Though the most recent Australian Bureau of Statistics data showed Gippsland’s jobless rate for May, had dropped compared with previous months, Mr Viney maintained from December 2010 to December 2011, the figure showed “an overall increase of the unemployment rate” in the region.
He told The Express his information indicated job cuts had occurred in timber manufacturing and, on a small but frequent basis, across the region’s small and medium-sized businesses.
Mr Viney’s claims were refuted by State Member for Morwell Russell Northe who said the statistics referred to were “very easy to manipulate” and “absolutely false”.

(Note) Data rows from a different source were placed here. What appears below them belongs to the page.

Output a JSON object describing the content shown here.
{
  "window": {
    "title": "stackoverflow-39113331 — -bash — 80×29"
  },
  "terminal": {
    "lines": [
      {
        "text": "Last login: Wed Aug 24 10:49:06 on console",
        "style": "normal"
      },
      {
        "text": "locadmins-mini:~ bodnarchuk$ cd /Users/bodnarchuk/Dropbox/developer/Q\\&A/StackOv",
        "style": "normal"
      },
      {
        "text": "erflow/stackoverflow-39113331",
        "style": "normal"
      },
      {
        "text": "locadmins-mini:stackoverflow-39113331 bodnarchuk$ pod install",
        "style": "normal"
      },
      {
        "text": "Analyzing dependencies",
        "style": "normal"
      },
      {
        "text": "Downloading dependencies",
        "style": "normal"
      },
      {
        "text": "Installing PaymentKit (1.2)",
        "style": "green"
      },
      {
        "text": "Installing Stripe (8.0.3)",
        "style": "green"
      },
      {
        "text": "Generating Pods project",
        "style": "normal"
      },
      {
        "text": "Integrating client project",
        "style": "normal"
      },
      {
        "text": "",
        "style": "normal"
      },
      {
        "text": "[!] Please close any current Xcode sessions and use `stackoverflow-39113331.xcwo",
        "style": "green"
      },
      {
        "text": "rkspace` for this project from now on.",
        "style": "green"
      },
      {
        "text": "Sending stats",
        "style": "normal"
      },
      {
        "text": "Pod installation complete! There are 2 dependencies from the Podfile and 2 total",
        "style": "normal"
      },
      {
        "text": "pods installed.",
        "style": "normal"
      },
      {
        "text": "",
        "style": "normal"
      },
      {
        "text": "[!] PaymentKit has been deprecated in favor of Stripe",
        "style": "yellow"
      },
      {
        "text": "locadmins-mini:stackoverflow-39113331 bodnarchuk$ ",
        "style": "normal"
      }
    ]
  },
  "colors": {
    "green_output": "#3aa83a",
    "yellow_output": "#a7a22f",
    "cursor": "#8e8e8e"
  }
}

“To say these jobs were ‘lost’ is the wrong term; people move on, retire, change jobs and move interstate, for example, and what Mr Viney has forgotten to talk about is the jobs that have been created in that context.”
“If Mr Viney really wants to put forward a case that the Labor Party cares for jobs, he should talk to the Prime Minister about the carbon tax and its dire implications on the Latrobe Valley.”
Mr Viney said the previous 11 years of State Labor Government had seen employment “increase every year”, partly due to increased expenditure on infrastructure.
Mr Northe said the legacy of some of those projects, including smart meters and the Wonthaggi desalination plant, were still “costing” Victorians and they had “no credibility at all.”
While Mr Viney said Labor had managed “investment and good management” through the first global financial crisis, Mr Northe said Victoria faced tougher economic times now, evident from $6.1 billion that had been “ripped from forward estimates” in the state budget.
Mr Viney said the “overwhelming” priority identified by participants at the local jobs forum, also attended by Shadow Treasurer Tim Holding and Shadow Employment Minister Tim Pallas, was the need for “skills training” and their “disappointment at TAFE cuts”.
“I would say that it’s simply madness to be cutting skills training when unemployment is increasing,” he added.